Setting goals and training to achieve them are important life lessons. If a child sticks with running and maintains a healthy enthusiasm for the sport, your guidance can help them set healthy goals and expectations of themselves.
When your child moves from the 1-mile fun run to the 5K, let them guide you. You can see when they may be pushing too hard and you can see when they should push for the next goal. As the more experienced runner, you can guide them.
Moving to longer distances
As always, the age and the health of your child are your main considerations. Around age 15 it should be okay for your child to run a 10K or half-marathon.
Many marathons will not allow anyone under age 18 to run. Some will allow teens to run with a parent’s permission.
If your child has run a few 5Ks and enjoyed themselves, then it should be okay to try a 10K. While a child may not need to train for a fun run or a 5K, they should do training for a 10K and definitely for a half-marathon.
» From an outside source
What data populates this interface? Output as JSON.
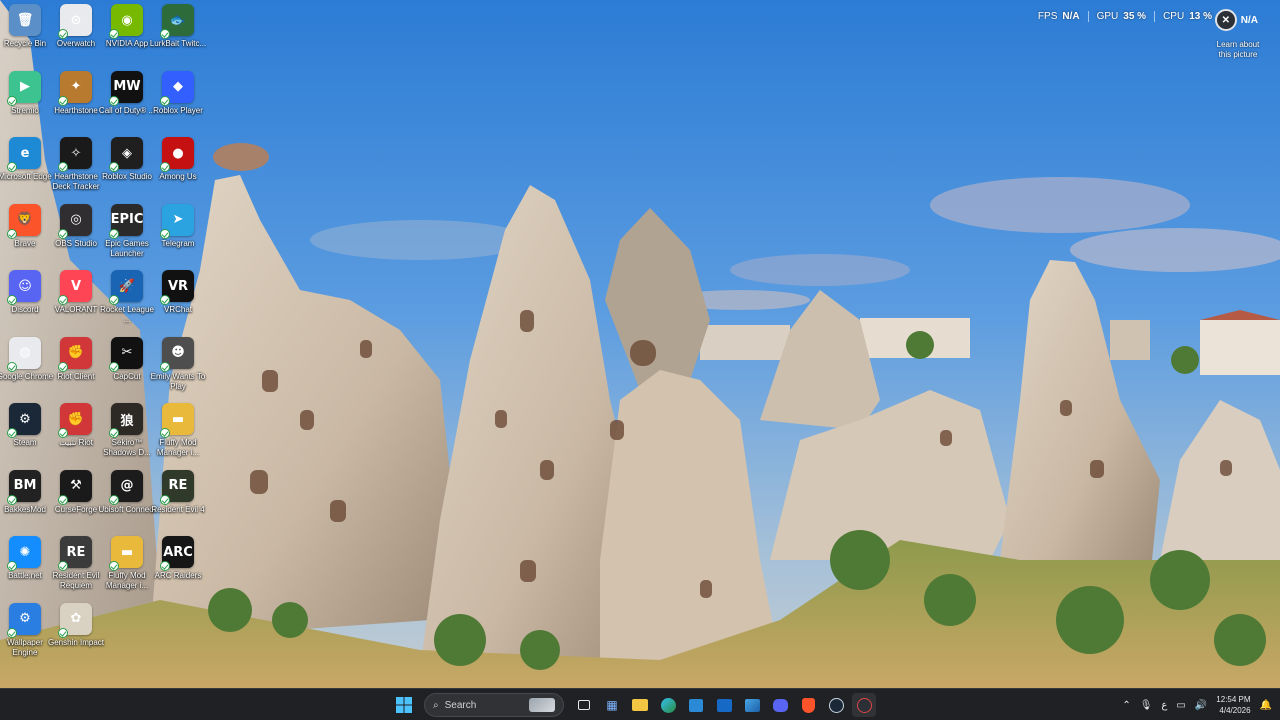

In your child’s mid-teens, running 5Ks and 10Ks should be sufficient. In the later teens an occasional half-marathon and perhaps a marathon should be okay.
As your child moves up to longer distances, you child should train with you or a coach at school. Fitness and conditioning become more important at longer distances in order to avoid injury and to run successfully.
If your child does not get an annual athletic physical as a requirement to participate in school sports, make sure you are making those appointments.
I hope this information is helpful. I want to emphasis again that this information should be used as a guide only.
If your child is running their first 5K race and you would like to get them a medal to remember the race, check out the My First 5K medal. Many 5K races do not give finisher’s medals. Usually only the top male and female finisher and top age group finishers receive a medal.
And the sale of these medals helps support this web site.
Run well my friends and happy running with your child!